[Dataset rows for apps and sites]
══════════

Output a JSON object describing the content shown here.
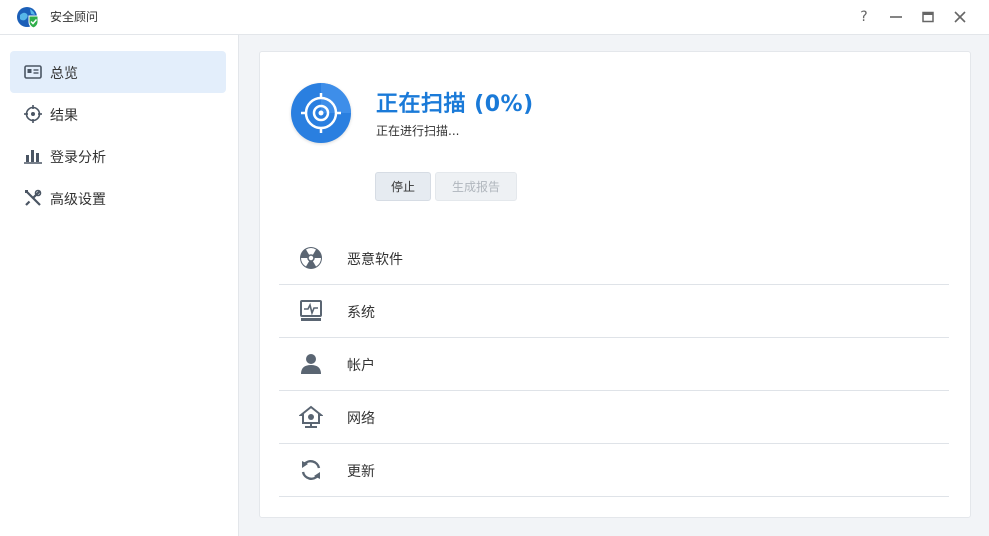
{
  "window": {
    "title": "安全顾问",
    "controls": {
      "help": "?",
      "minimize": "—",
      "maximize": "▭",
      "close": "✕"
    }
  },
  "sidebar": {
    "items": [
      {
        "label": "总览",
        "icon": "overview-card-icon",
        "active": true
      },
      {
        "label": "结果",
        "icon": "crosshair-icon",
        "active": false
      },
      {
        "label": "登录分析",
        "icon": "bar-chart-icon",
        "active": false
      },
      {
        "label": "高级设置",
        "icon": "tools-icon",
        "active": false
      }
    ]
  },
  "scan": {
    "title": "正在扫描 (0%)",
    "subtitle": "正在进行扫描...",
    "progress_percent": 0,
    "stop_label": "停止",
    "report_label": "生成报告"
  },
  "categories": [
    {
      "label": "恶意软件",
      "icon": "radiation-icon"
    },
    {
      "label": "系统",
      "icon": "system-monitor-icon"
    },
    {
      "label": "帐户",
      "icon": "user-icon"
    },
    {
      "label": "网络",
      "icon": "network-home-icon"
    },
    {
      "label": "更新",
      "icon": "refresh-icon"
    }
  ],
  "colors": {
    "accent": "#1a7ad8",
    "badge": "#2a7fe0",
    "active_nav_bg": "#e3eefb",
    "icon_gray": "#5a6572"
  }
}
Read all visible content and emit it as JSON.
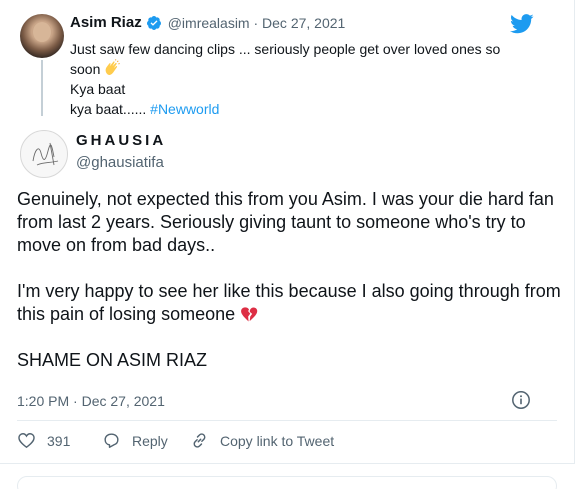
{
  "quoted_tweet": {
    "author_name": "Asim Riaz",
    "handle_date": "@imrealasim · Dec 27, 2021",
    "line1": "Just saw few dancing clips ... seriously people get over loved ones so",
    "line2": "soon",
    "line3": "Kya baat",
    "line4_prefix": "kya baat...... ",
    "hashtag": "#Newworld",
    "verified_icon": "verified-badge-icon",
    "emoji_icon": "clapping-hands-icon",
    "platform_icon": "twitter-bird-icon",
    "colors": {
      "link": "#1d9bf0",
      "verified": "#1d9bf0"
    }
  },
  "main_tweet": {
    "author_name": "GHAUSIA",
    "handle": "@ghausiatifa",
    "para1": "Genuinely, not expected this from you Asim. I was your die hard fan from last 2 years. Seriously giving taunt to someone who's try to move on from bad days..",
    "para2": "I'm very happy to see her like this because I also going through from this pain of losing someone",
    "para3": "SHAME ON ASIM RIAZ",
    "emoji_icon": "broken-heart-icon",
    "timestamp": "1:20 PM · Dec 27, 2021",
    "info_icon": "info-icon"
  },
  "actions": {
    "likes_count": "391",
    "reply_label": "Reply",
    "copy_link_label": "Copy link to Tweet"
  }
}
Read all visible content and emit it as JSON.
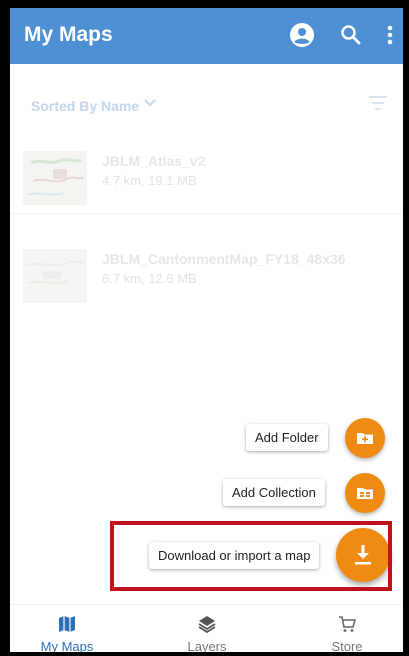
{
  "app_bar": {
    "title": "My Maps",
    "icons": [
      "account-icon",
      "search-icon",
      "more-vert-icon"
    ]
  },
  "sort": {
    "label": "Sorted By Name",
    "icon": "chevron-down-icon",
    "filter_icon": "filter-icon"
  },
  "maps": [
    {
      "name": "JBLM_Atlas_v2",
      "meta": "4.7 km, 19.1 MB"
    },
    {
      "name": "JBLM_CantonmentMap_FY18_48x36",
      "meta": "6.7 km, 12.6 MB"
    }
  ],
  "fab_menu": {
    "add_folder": "Add Folder",
    "add_collection": "Add Collection",
    "download_import": "Download or import a map"
  },
  "bottom_nav": [
    {
      "label": "My Maps",
      "icon": "map-icon"
    },
    {
      "label": "Layers",
      "icon": "layers-icon"
    },
    {
      "label": "Store",
      "icon": "cart-icon"
    }
  ],
  "colors": {
    "app_bar": "#4f8fd4",
    "accent_fab": "#ef8a12",
    "highlight": "#c0121a",
    "active_nav": "#2f6fb6"
  }
}
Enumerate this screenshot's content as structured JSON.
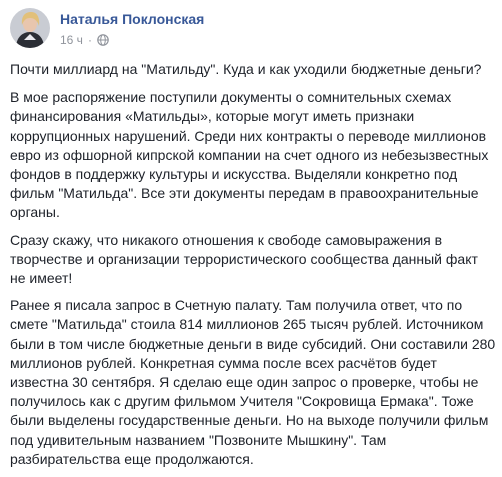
{
  "post": {
    "author": "Наталья Поклонская",
    "timestamp": "16 ч",
    "separator": "·",
    "privacy_icon": "globe-icon",
    "paragraphs": [
      "Почти миллиард на \"Матильду\". Куда и как уходили бюджетные деньги?",
      "В мое распоряжение поступили документы о сомнительных схемах финансирования «Матильды», которые могут иметь признаки коррупционных нарушений. Среди них контракты о переводе миллионов евро из офшорной кипрской компании на счет одного из небезызвестных фондов в поддержку культуры и искусства. Выделяли конкретно под фильм \"Матильда\". Все эти документы передам в правоохранительные органы.",
      "Сразу скажу, что никакого отношения к свободе самовыражения в творчестве и организации террористического сообщества данный факт не имеет!",
      "Ранее я писала запрос в Счетную палату. Там получила ответ, что по смете \"Матильда\" стоила 814 миллионов 265 тысяч рублей. Источником были в том числе бюджетные деньги в виде субсидий. Они составили 280 миллионов рублей. Конкретная сумма после всех расчётов будет известна 30 сентября. Я сделаю еще один запрос о проверке, чтобы не получилось как с другим фильмом Учителя \"Сокровища Ермака\". Тоже были выделены государственные деньги. Но на выходе получили фильм под удивительным названием \"Позвоните Мышкину\". Там разбирательства еще продолжаются."
    ]
  },
  "colors": {
    "author_link": "#385898",
    "body_text": "#1d2129",
    "meta_text": "#90949c",
    "background": "#ffffff"
  }
}
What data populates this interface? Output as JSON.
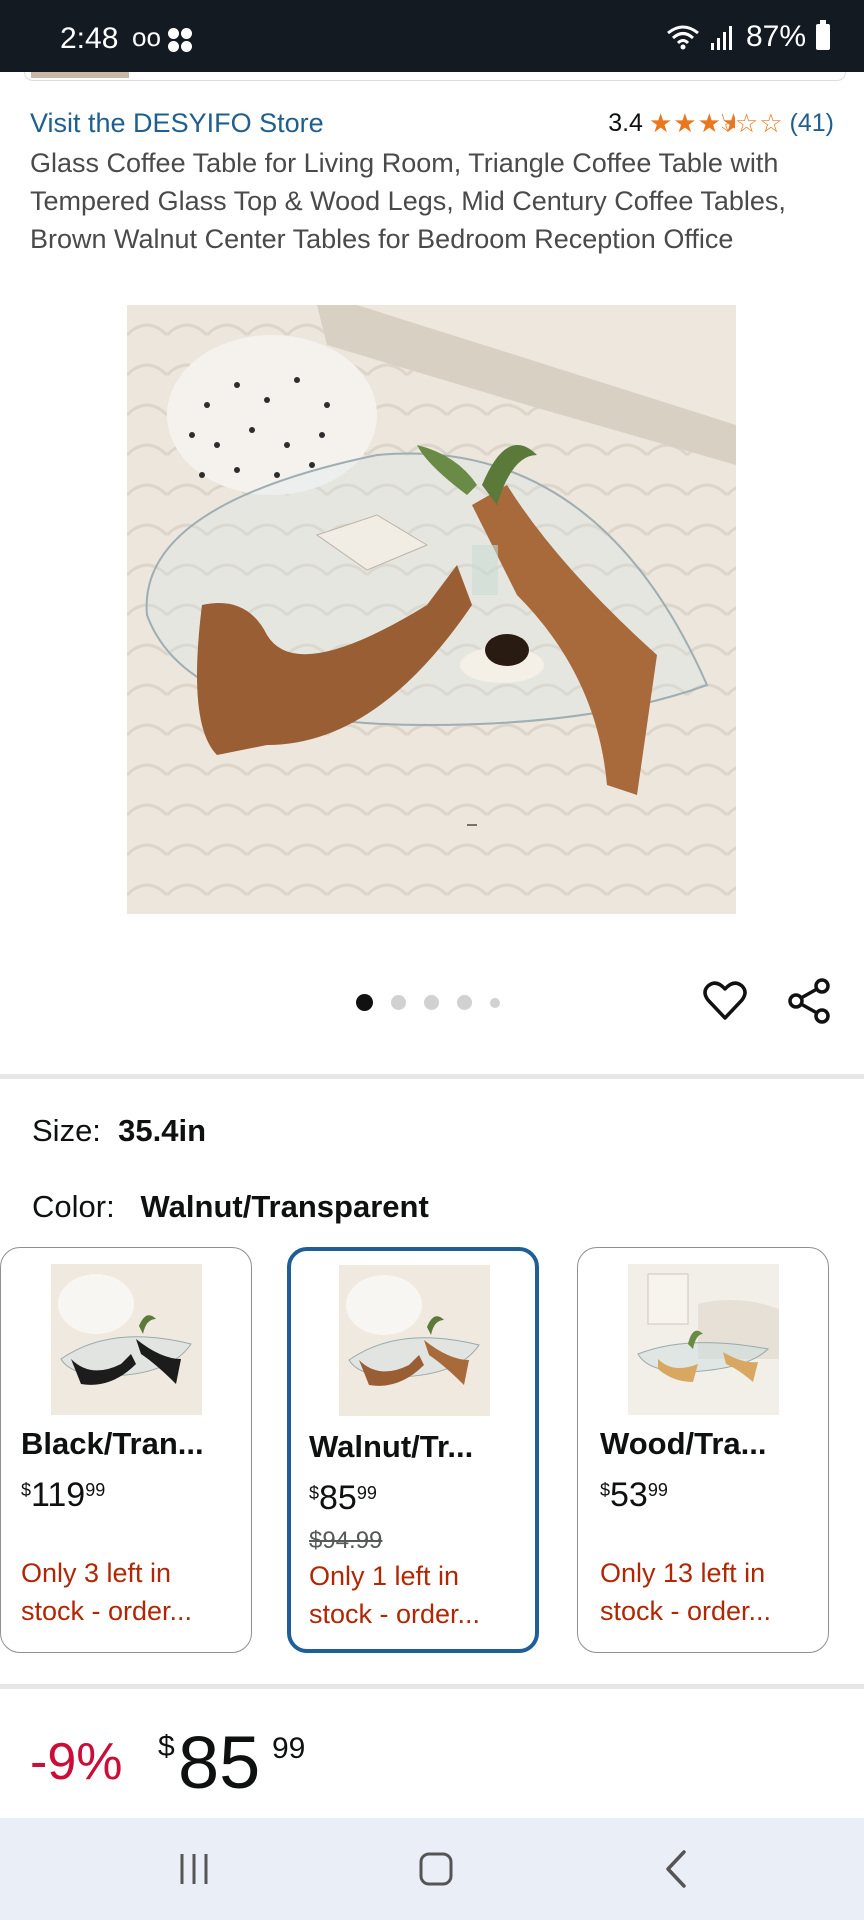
{
  "status_bar": {
    "time": "2:48",
    "voicemail": "oo",
    "battery": "87%"
  },
  "store_link": "Visit the DESYIFO Store",
  "rating": {
    "value": "3.4",
    "stars_full": "★★★",
    "stars_half": "★",
    "stars_empty": "☆☆",
    "count": "(41)",
    "star_color": "#e9771e"
  },
  "title": "Glass Coffee Table for Living Room, Triangle Coffee Table with Tempered Glass Top & Wood Legs, Mid Century Coffee Tables, Brown Walnut Center Tables for Bedroom Reception Office",
  "gallery": {
    "image_count": 5,
    "active_index": 0
  },
  "size": {
    "label": "Size:",
    "value": "35.4in"
  },
  "color": {
    "label": "Color:",
    "value": "Walnut/Transparent"
  },
  "variants": [
    {
      "name": "Black/Tran...",
      "price_symbol": "$",
      "price_whole": "119",
      "price_fraction": "99",
      "old_price": "",
      "stock_line1": "Only 3 left in",
      "stock_line2": "stock - order...",
      "selected": false
    },
    {
      "name": "Walnut/Tr...",
      "price_symbol": "$",
      "price_whole": "85",
      "price_fraction": "99",
      "old_price": "$94.99",
      "stock_line1": "Only 1 left in",
      "stock_line2": "stock - order...",
      "selected": true
    },
    {
      "name": "Wood/Tra...",
      "price_symbol": "$",
      "price_whole": "53",
      "price_fraction": "99",
      "old_price": "",
      "stock_line1": "Only 13 left in",
      "stock_line2": "stock - order...",
      "selected": false
    }
  ],
  "price": {
    "discount": "-9%",
    "symbol": "$",
    "whole": "85",
    "fraction": "99"
  },
  "colors": {
    "link": "#1f5f8f",
    "deal_red": "#cc0c39",
    "stock_red": "#b12704",
    "selected_border": "#1f5f98"
  }
}
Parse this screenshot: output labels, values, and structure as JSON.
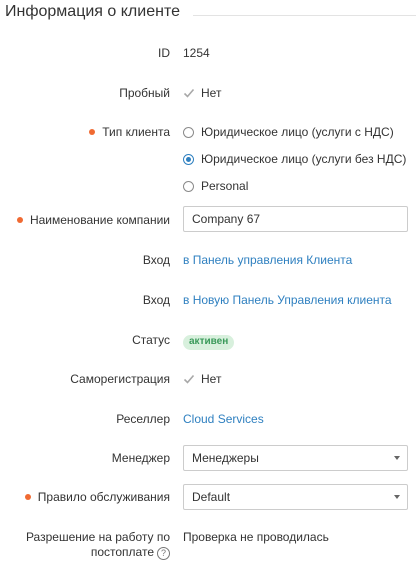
{
  "section": {
    "title": "Информация о клиенте"
  },
  "fields": {
    "id": {
      "label": "ID",
      "value": "1254"
    },
    "trial": {
      "label": "Пробный",
      "value": "Нет",
      "icon": "check-icon"
    },
    "client_type": {
      "label": "Тип клиента",
      "options": [
        {
          "label": "Юридическое лицо (услуги с НДС)",
          "selected": false
        },
        {
          "label": "Юридическое лицо (услуги без НДС)",
          "selected": true
        },
        {
          "label": "Personal",
          "selected": false
        }
      ]
    },
    "company_name": {
      "label": "Наименование компании",
      "value": "Company 67"
    },
    "login1": {
      "label": "Вход",
      "link": "в Панель управления Клиента"
    },
    "login2": {
      "label": "Вход",
      "link": "в Новую Панель Управления клиента"
    },
    "status": {
      "label": "Статус",
      "value": "активен"
    },
    "self_registration": {
      "label": "Саморегистрация",
      "value": "Нет",
      "icon": "check-icon"
    },
    "reseller": {
      "label": "Реселлер",
      "link": "Cloud Services"
    },
    "manager": {
      "label": "Менеджер",
      "value": "Менеджеры"
    },
    "service_rule": {
      "label": "Правило обслуживания",
      "value": "Default"
    },
    "postpaid": {
      "label_line1": "Разрешение на работу по",
      "label_line2": "постоплате",
      "value": "Проверка не проводилась",
      "help_icon": "?"
    }
  },
  "colors": {
    "required_dot": "#f06a32",
    "link": "#2f80c0",
    "badge_bg": "#d8f0dd",
    "badge_text": "#3a9a5a"
  }
}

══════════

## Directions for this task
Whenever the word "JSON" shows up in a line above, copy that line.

## Expected answer
Output a JSON object describing the content shown here.
Read all visible content and emit it as JSON.
Read all visible content and emit it as JSON.
Enumerate this screenshot's content as structured JSON.
What data populates this interface? Output as JSON.
Parse this screenshot: output labels, values, and structure as JSON.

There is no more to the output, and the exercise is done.